HealthFocused

Educational health information to improve your well-being.

Love Your Lungs: What Happens When You Quit Smoking

July 7, 2017 | By Nicole Simmons
Published in: Pulmonology

Handmade graphic showing the decrease in cigarette usage when quitting smoking

Smoking – maybe you started in high school or picked up your first cigarette during a stressful time. No matter how you started, one thing is for sure, smoking is a hard habit to break. Some even delay quitting because they feel the damage to their health is already done. It's true that smoking increases your risk of heart disease, cancer, stroke, and many other illnesses. However, there's good news for those that decide to kick the habit. In fact, the benefits of being smoke-free start in as little as 20-minutes after you quit.

A Journey Begins With a Single Step: The First 24 Hours After You Quit Smoking

Within the first 24 hours of quitting your body is doing amazing things to restore itself.
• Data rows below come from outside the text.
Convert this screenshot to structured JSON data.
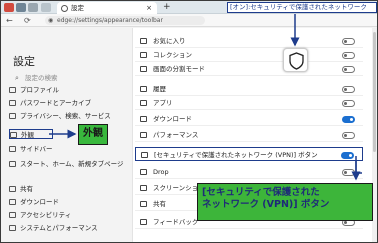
{
  "browser": {
    "tab_title": "設定",
    "tab_close": "×",
    "new_tab": "+",
    "url": "edge://settings/appearance/toolbar",
    "nav": {
      "back": "←",
      "refresh": "⟳"
    }
  },
  "sidebar": {
    "title": "設定",
    "search_placeholder": "設定の検索",
    "items": [
      {
        "label": "プロファイル"
      },
      {
        "label": "パスワードとアーカイブ"
      },
      {
        "label": "プライバシー、検索、サービス"
      },
      {
        "label": "外観"
      },
      {
        "label": "サイドバー"
      },
      {
        "label": "スタート、ホーム、新規タブページ"
      },
      {
        "label": "共有"
      },
      {
        "label": "ダウンロード"
      },
      {
        "label": "アクセシビリティ"
      },
      {
        "label": "システムとパフォーマンス"
      }
    ]
  },
  "settings_rows": [
    {
      "label": "お気に入り",
      "toggle": "off"
    },
    {
      "label": "コレクション",
      "toggle": "off"
    },
    {
      "label": "画面の分割モード",
      "toggle": "off"
    },
    {
      "label": "履歴",
      "toggle": "off"
    },
    {
      "label": "アプリ",
      "toggle": "off"
    },
    {
      "label": "ダウンロード",
      "toggle": "on"
    },
    {
      "label": "パフォーマンス",
      "toggle": "off"
    },
    {
      "label": "[セキュリティで保護されたネットワーク (VPN)] ボタン",
      "toggle": "on"
    },
    {
      "label": "Drop",
      "toggle": "off"
    },
    {
      "label": "スクリーンショット",
      "toggle": "off"
    },
    {
      "label": "共有",
      "toggle": "off"
    },
    {
      "label": "フィードバック",
      "toggle": "off"
    }
  ],
  "annotations": {
    "top_callout": "[オン]:セキュリティで保護されたネットワーク",
    "left_callout": "外観",
    "bottom_callout_line1": "[セキュリティで保護された",
    "bottom_callout_line2": "ネットワーク (VPN)] ボタン"
  },
  "colors": {
    "callout_green": "#3db53a",
    "callout_border_blue": "#1e3c8c",
    "toggle_on": "#1b6fd0"
  }
}
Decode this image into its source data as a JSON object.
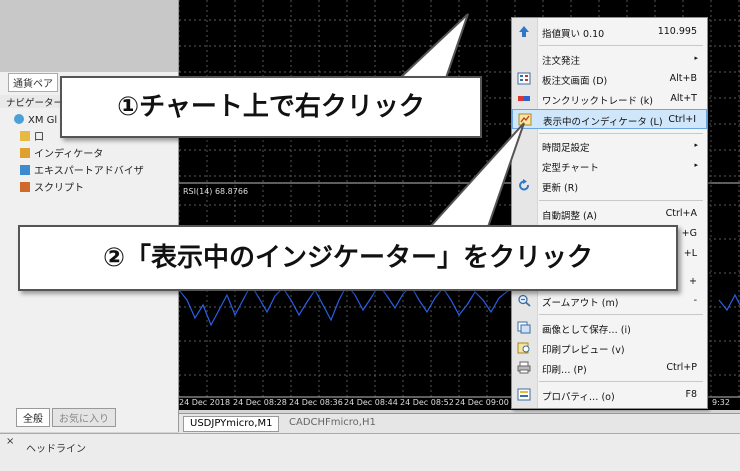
{
  "left_panel": {
    "currency_tab": "通貨ペア",
    "navigator_title": "ナビゲーター",
    "tree": [
      "XM Gl",
      "口",
      "インディケータ",
      "エキスパートアドバイザ",
      "スクリプト"
    ],
    "bottom_tabs": [
      "全般",
      "お気に入り"
    ]
  },
  "chart": {
    "rsi_label": "RSI(14) 68.8766",
    "time_labels": [
      "24 Dec 2018",
      "24 Dec 08:28",
      "24 Dec 08:36",
      "24 Dec 08:44",
      "24 Dec 08:52",
      "24 Dec 09:00",
      "9:32",
      "24 Dec"
    ],
    "tabs": [
      "USDJPYmicro,M1",
      "CADCHFmicro,H1"
    ],
    "line_color": "#2a5fe8"
  },
  "headline": {
    "close": "×",
    "label": "ヘッドライン"
  },
  "context_menu": {
    "items": [
      {
        "label": "指値買い 0.10",
        "shortcut": "110.995",
        "icon": "arrow-up-icon"
      },
      {
        "label": "注文発注",
        "submenu": "▸"
      },
      {
        "label": "板注文画面 (D)",
        "shortcut": "Alt+B",
        "icon": "order-board-icon"
      },
      {
        "label": "ワンクリックトレード (k)",
        "shortcut": "Alt+T",
        "icon": "one-click-icon"
      },
      {
        "label": "表示中のインディケータ (L)",
        "shortcut": "Ctrl+I",
        "icon": "indicator-list-icon"
      },
      {
        "label": "時間足設定",
        "submenu": "▸"
      },
      {
        "label": "定型チャート",
        "submenu": "▸"
      },
      {
        "label": "更新 (R)",
        "icon": "refresh-icon"
      },
      {
        "label": "自動調整 (A)",
        "shortcut": "Ctrl+A"
      },
      {
        "label": "",
        "shortcut": "+G"
      },
      {
        "label": "",
        "shortcut": "+L"
      },
      {
        "label": "",
        "shortcut": "+"
      },
      {
        "label": "ズームアウト (m)",
        "shortcut": "-",
        "icon": "zoom-out-icon"
      },
      {
        "label": "画像として保存… (i)",
        "icon": "save-image-icon"
      },
      {
        "label": "印刷プレビュー (v)",
        "icon": "print-preview-icon"
      },
      {
        "label": "印刷… (P)",
        "shortcut": "Ctrl+P",
        "icon": "print-icon"
      },
      {
        "label": "プロパティ… (o)",
        "shortcut": "F8",
        "icon": "properties-icon"
      }
    ]
  },
  "annotations": {
    "step1": "①チャート上で右クリック",
    "step2": "②「表示中のインジケーター」をクリック"
  }
}
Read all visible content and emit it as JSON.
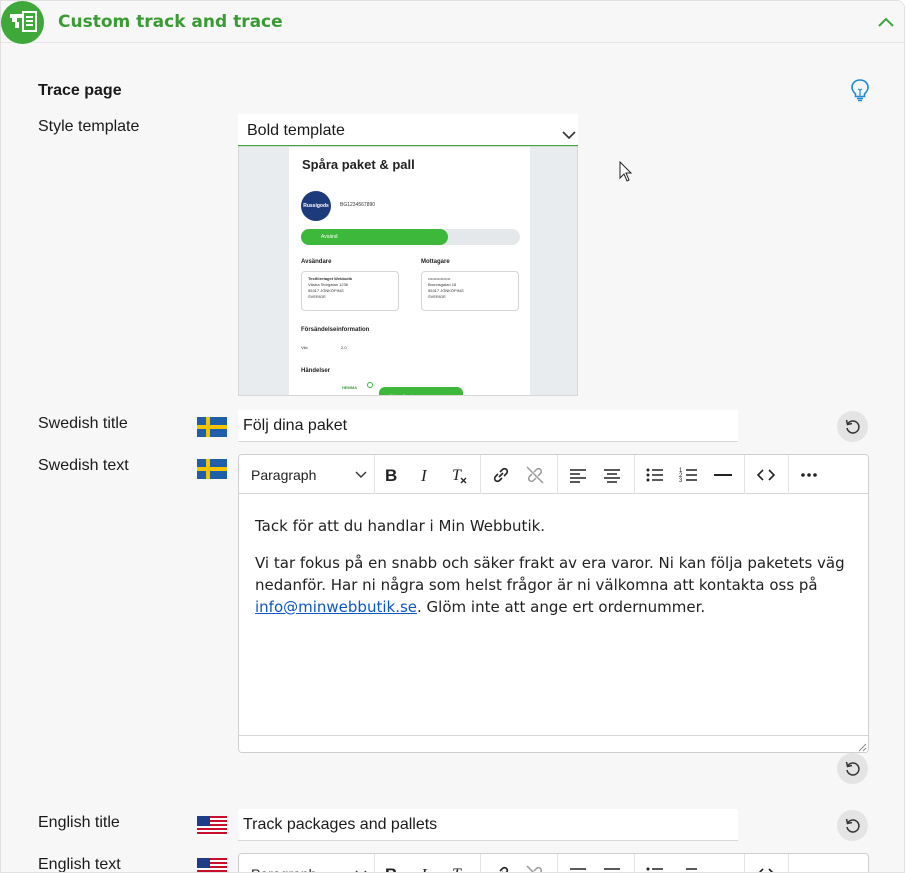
{
  "header": {
    "title": "Custom track and trace"
  },
  "trace_page": {
    "section_title": "Trace page",
    "style_template": {
      "label": "Style template",
      "selected": "Bold template"
    },
    "preview": {
      "title": "Spåra paket & pall",
      "logo_text": "Russigods",
      "tracking_number": "BG1234567890",
      "progress_label": "Avsänd",
      "progress_fraction": 0.67,
      "sender_heading": "Avsändare",
      "sender_lines": [
        "Testföretaget Webbutik",
        "Västra Storgatan 1236",
        "55317 JÖNKÖPING",
        "SVERIGE"
      ],
      "receiver_heading": "Mottagare",
      "receiver_lines": [
        "••••••••••••••••",
        "Brunnsgatan 16",
        "55317 JÖNKÖPING",
        "SVERIGE"
      ],
      "shipment_info_heading": "Försändelseinformation",
      "weight_label": "Vikt",
      "weight_value": "2.0",
      "events_heading": "Händelser",
      "event_label": "HEMMA",
      "event_pill": "Videregående"
    },
    "swedish_title": {
      "label": "Swedish title",
      "value": "Följ dina paket"
    },
    "swedish_text": {
      "label": "Swedish text",
      "paragraph_1": "Tack för att du handlar i Min Webbutik.",
      "paragraph_2_before_link": "Vi tar fokus på en snabb och säker frakt av era varor. Ni kan följa paketets väg nedanför. Har ni några som helst frågor är ni välkomna att kontakta oss på ",
      "link_text": "info@minwebbutik.se",
      "paragraph_2_after_link": ". Glöm inte att ange ert ordernummer."
    },
    "english_title": {
      "label": "English title",
      "value": "Track packages and pallets"
    },
    "english_text": {
      "label": "English text"
    }
  },
  "toolbar": {
    "block_format": "Paragraph"
  },
  "colors": {
    "brand_green": "#3ea83a",
    "link_blue": "#0b57c4"
  }
}
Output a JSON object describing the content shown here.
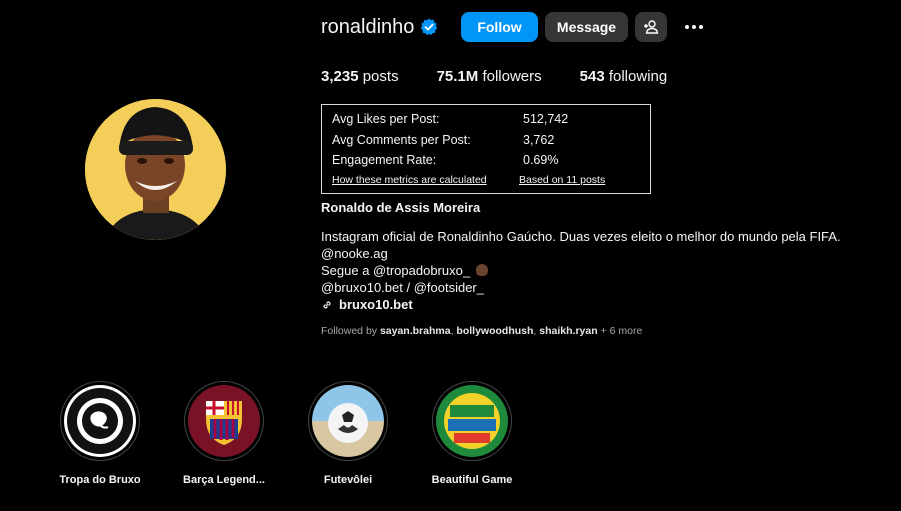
{
  "profile": {
    "username": "ronaldinho",
    "full_name": "Ronaldo de Assis Moreira",
    "verified_icon": "verified-badge-icon",
    "follow_label": "Follow",
    "message_label": "Message"
  },
  "stats": {
    "posts_count": "3,235",
    "posts_label": "posts",
    "followers_count": "75.1M",
    "followers_label": "followers",
    "following_count": "543",
    "following_label": "following"
  },
  "metrics": {
    "avg_likes_label": "Avg Likes per Post:",
    "avg_likes_value": "512,742",
    "avg_comments_label": "Avg Comments per Post:",
    "avg_comments_value": "3,762",
    "engagement_label": "Engagement Rate:",
    "engagement_value": "0.69%",
    "how_link": "How these metrics are calculated",
    "based_link": "Based on 11 posts"
  },
  "bio": {
    "line1": "Instagram oficial de Ronaldinho Gaúcho. Duas vezes eleito o melhor do mundo pela FIFA.",
    "line2": "@nooke.ag",
    "line3": "Segue a @tropadobruxo_ ",
    "line4": "@bruxo10.bet / @footsider_",
    "link": "bruxo10.bet"
  },
  "followed_by": {
    "prefix": "Followed by ",
    "user1": "sayan.brahma",
    "sep1": ", ",
    "user2": "bollywoodhush",
    "sep2": ", ",
    "user3": "shaikh.ryan",
    "suffix": " + 6 more"
  },
  "highlights": [
    {
      "label": "Tropa do Bruxo"
    },
    {
      "label": "Barça Legend..."
    },
    {
      "label": "Futevôlei"
    },
    {
      "label": "Beautiful Game"
    }
  ],
  "colors": {
    "background": "#000000",
    "follow_button": "#0095f6",
    "secondary_button": "#363636",
    "verified": "#0095f6",
    "avatar_bg": "#f3cf5a"
  }
}
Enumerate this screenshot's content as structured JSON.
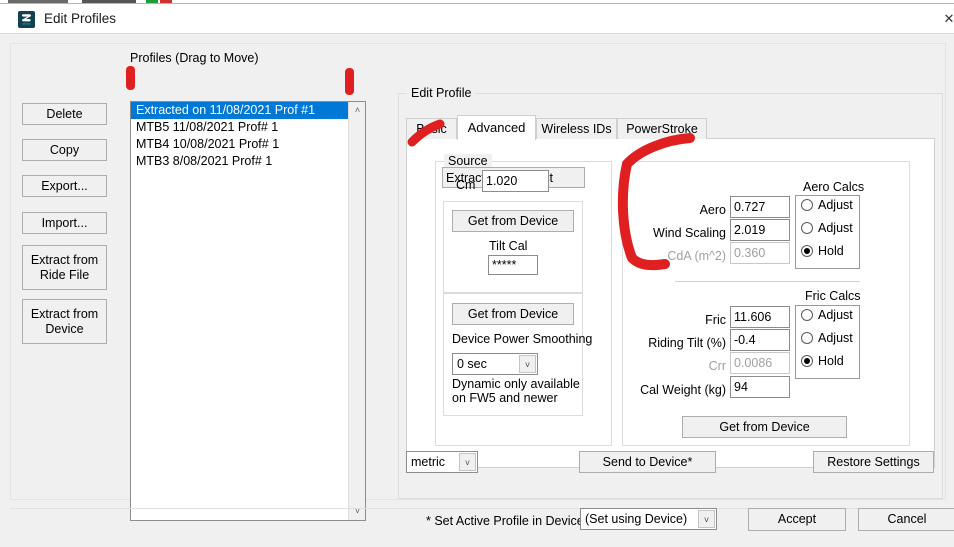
{
  "window": {
    "title": "Edit Profiles",
    "icon": "app-logo-icon",
    "close_label": "✕"
  },
  "left_buttons": [
    {
      "label": "Delete",
      "name": "delete-button"
    },
    {
      "label": "Copy",
      "name": "copy-button"
    },
    {
      "label": "Export...",
      "name": "export-button"
    },
    {
      "label": "Import...",
      "name": "import-button"
    },
    {
      "label": "Extract from\nRide File",
      "name": "extract-from-ride-file-button"
    },
    {
      "label": "Extract from\nDevice",
      "name": "extract-from-device-button"
    }
  ],
  "profiles": {
    "label": "Profiles (Drag to Move)",
    "items": [
      {
        "label": "Extracted on 11/08/2021 Prof #1",
        "selected": true
      },
      {
        "label": "MTB5 11/08/2021 Prof# 1",
        "selected": false
      },
      {
        "label": "MTB4 10/08/2021 Prof# 1",
        "selected": false
      },
      {
        "label": "MTB3 8/08/2021 Prof# 1",
        "selected": false
      }
    ],
    "scroll_up": "˄",
    "scroll_down": "˅"
  },
  "edit_profile": {
    "group_title": "Edit Profile",
    "tabs": [
      {
        "label": "Basic",
        "active": false
      },
      {
        "label": "Advanced",
        "active": true
      },
      {
        "label": "Wireless IDs",
        "active": false
      },
      {
        "label": "PowerStroke",
        "active": false
      }
    ],
    "source": {
      "group_title": "Source",
      "source_value": "Extracted from Unit",
      "cm_label": "Cm",
      "cm_value": "1.020",
      "tilt": {
        "get_from_device_label": "Get from Device",
        "tilt_cal_label": "Tilt Cal",
        "tilt_cal_value": "*****"
      },
      "smoothing": {
        "get_from_device_label": "Get from Device",
        "label": "Device Power Smoothing",
        "value": "0 sec",
        "note": "Dynamic only available on FW5 and newer",
        "dropdown_arrow": "˅"
      }
    },
    "calcs": {
      "aero": {
        "title": "Aero Calcs",
        "rows": [
          {
            "label": "Aero",
            "value": "0.727",
            "disabled": false,
            "radio": "Adjust",
            "checked": false
          },
          {
            "label": "Wind Scaling",
            "value": "2.019",
            "disabled": false,
            "radio": "Adjust",
            "checked": false
          },
          {
            "label": "CdA (m^2)",
            "value": "0.360",
            "disabled": true,
            "radio": "Hold",
            "checked": true
          }
        ]
      },
      "fric": {
        "title": "Fric Calcs",
        "rows": [
          {
            "label": "Fric",
            "value": "11.606",
            "disabled": false,
            "radio": "Adjust",
            "checked": false
          },
          {
            "label": "Riding Tilt (%)",
            "value": "-0.4",
            "disabled": false,
            "radio": "Adjust",
            "checked": false
          },
          {
            "label": "Crr",
            "value": "0.0086",
            "disabled": true,
            "radio": "Hold",
            "checked": true
          }
        ],
        "cal_weight_label": "Cal Weight (kg)",
        "cal_weight_value": "94",
        "get_from_device_label": "Get from Device"
      }
    },
    "bottom": {
      "units_value": "metric",
      "units_arrow": "˅",
      "send_to_device_label": "Send to Device*",
      "restore_settings_label": "Restore Settings"
    }
  },
  "footer": {
    "active_profile_label": "* Set Active Profile in Device",
    "active_profile_value": "(Set using Device)",
    "active_profile_arrow": "˅",
    "accept_label": "Accept",
    "cancel_label": "Cancel"
  },
  "colors": {
    "selection_blue": "#0078d7",
    "annotation_red": "#e02020",
    "window_bg": "#f0f0f0"
  }
}
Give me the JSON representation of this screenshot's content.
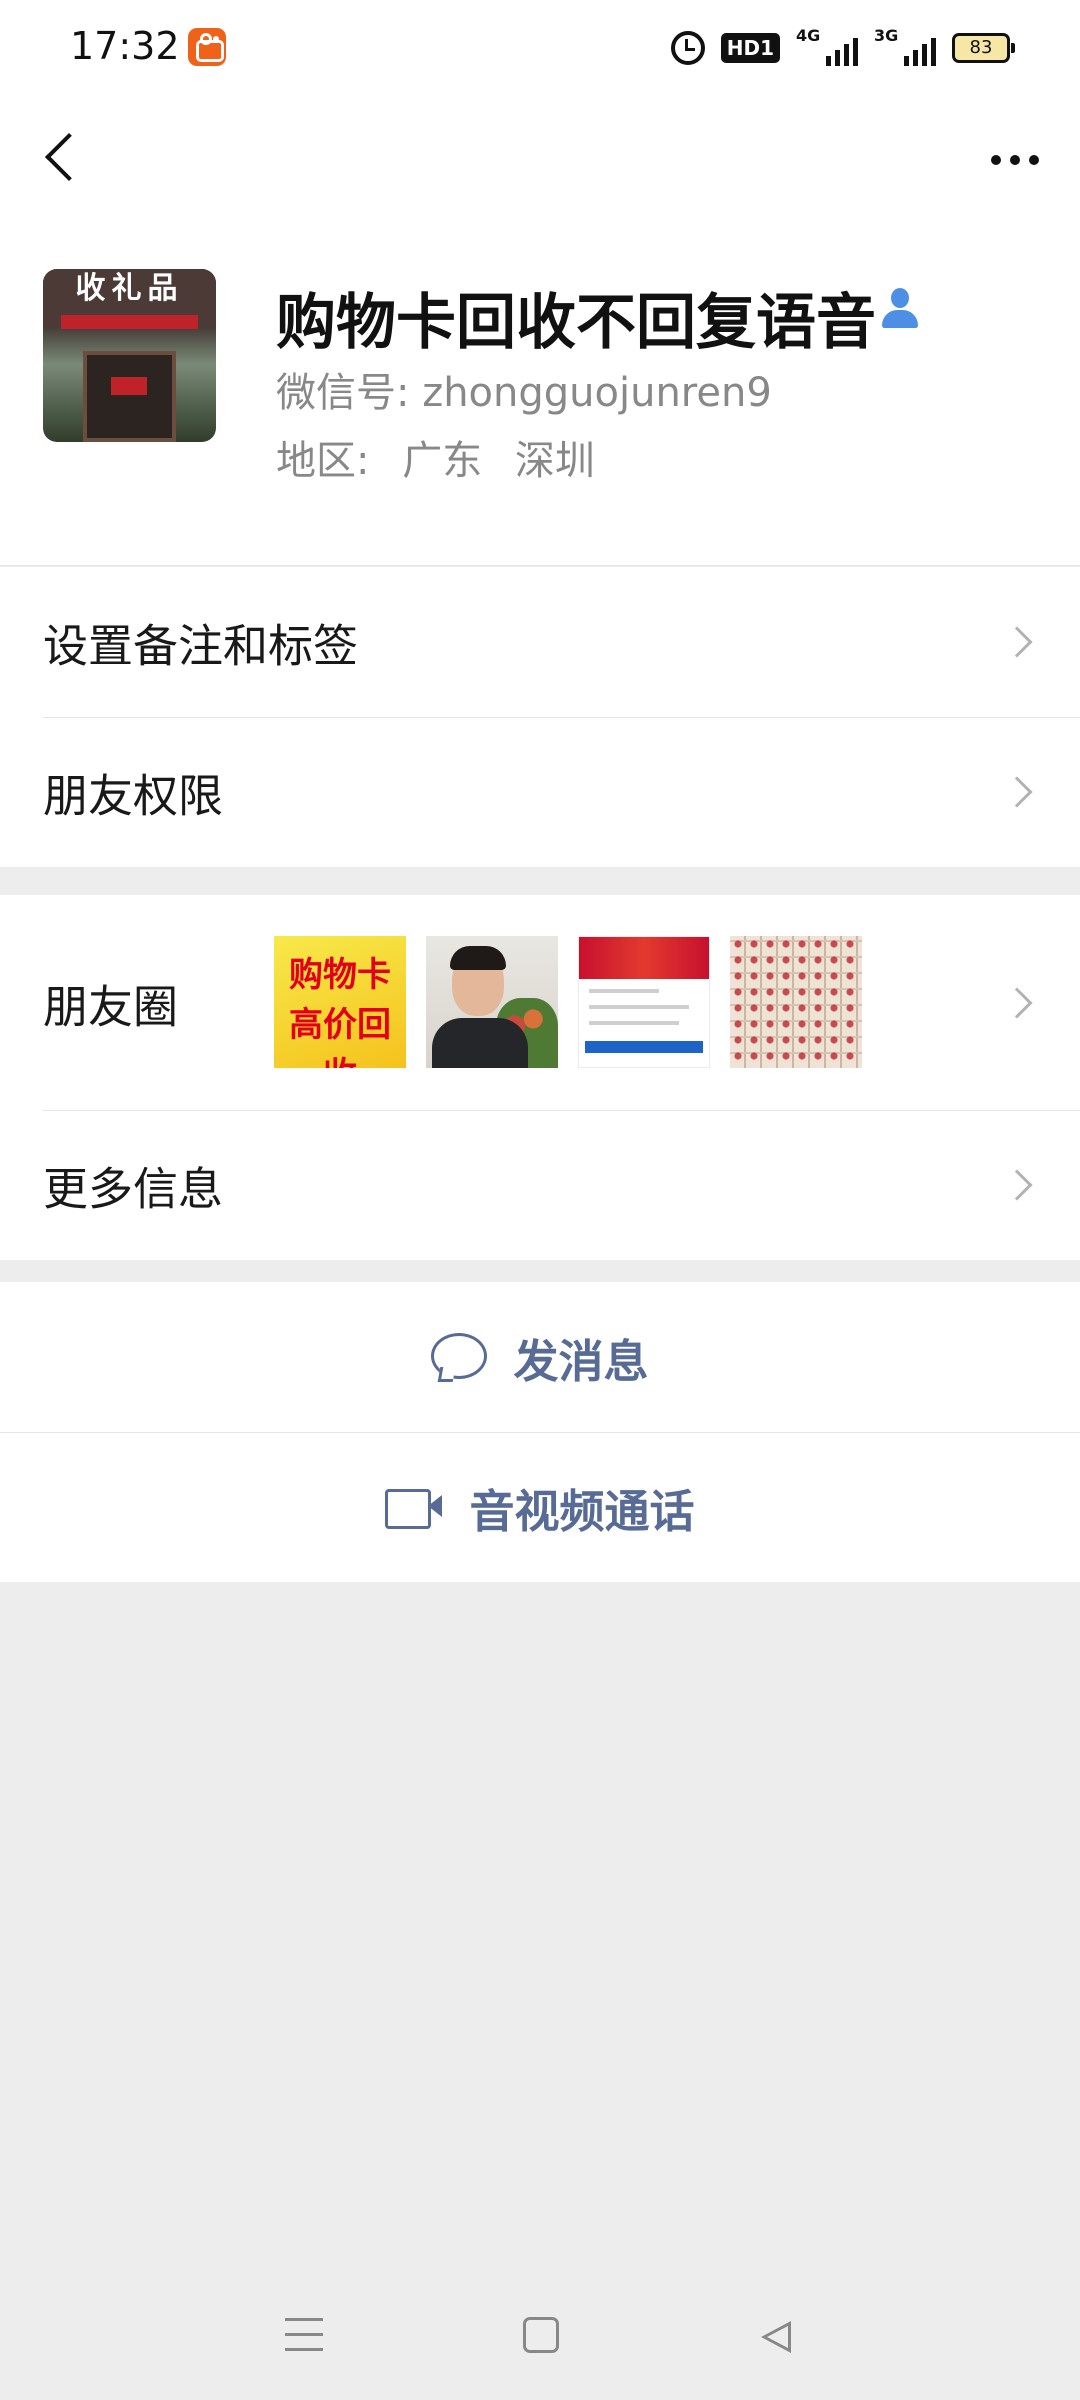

In fact, you'll experience the first health benefits in as soon as 20 minutes.

20 minutes

Pulse and blood pressure start going back to normal

2 Hours

Circulation improves causing hands and feet to warm up. At the two-hour mark, you may also start to feel the first symptoms of withdrawal. You may have intense cravings, disrupted sleep patterns, and increased anxiety. However, if you resist the urge to smoke, your body rewards you with more health benefits at the 8-hour mark.

8 hours

Half the amount of nicotine and carbon monoxide (CO) is present in your body. Carbon monoxide robs you of oxygen. Reducing the carbon monoxide in your system benefits every part of your body, especially your heart.

12 hours

Congrats! You're halfway through your first day. CO level is back to normal helping your heart pump without distress.

24 hours

Reduced risk of coronary artery disease (CAD), the most common form of heart disease. Reduced risk of heart attack.

Keep Going: The Difference Three Days Makes

Illustration of the lungs

Great job! You're counting your progress in days not hours now. Your body is in full swing healing itself. Here's what to expect:

48 hours

Nerve endings start to heal increasing your ability to taste and smell. Lungs expel mucus and toxins from your system.

At this point, many people experience their toughest withdrawal symptoms. Symptoms include headaches, nausea, cramps, sweating, irritability, and even depression. For added help staying on track contact the National Cancer Institute's Quitline at 800-44U-QUIT.

72 hours

Breathing is easier. Energy increases. People with asthma may actually experience an increase in symptoms. This is common and usually resolves quickly. If symptoms persist, contact your doctor.

Leaps and Bounds: Weeks and Months of Being Smoke-Free

2 weeks – 1 month

Lungs are quickly repairing themselves. Dramatic breathing improvement. Heart attack risk decreases even more.

3 – 9 months

Immunity improves. No more "smoker's cough." Energy levels are back to normal.

12 months

Wow, you've made it an entire year without smoking! You are now 50% less likely to suffer from heart disease.

The Longview: A Life Without Smoking

A family taking a brisk walk through the park

By remaining smoke-free your body continues to heal itself in amazing ways.

5 years

Risk of having a stroke or getting cervical cancer are now the same as a non-smoker. Risk of cancer of the mouth, throat, esophagus, and bladder are reduced by 50%.

10 years

Risk of dying from lung cancer is reduced by 50%.

15 years

Risk of heart disease is the same as a non-smoker. Risk of heart arrhythmia is the same as a non-smoker.

Smoking is a hard habit to break, but the health benefits are huge. Quitting smoking is one of the most important decision you can make to improve your overall wellness. If you or someone you know needs extra support to stop smoking, contact our Community Outreach Department to learn more about the Gain Independence From Tobacco (GIFT) class. You can also reach us at (540) 332-4988.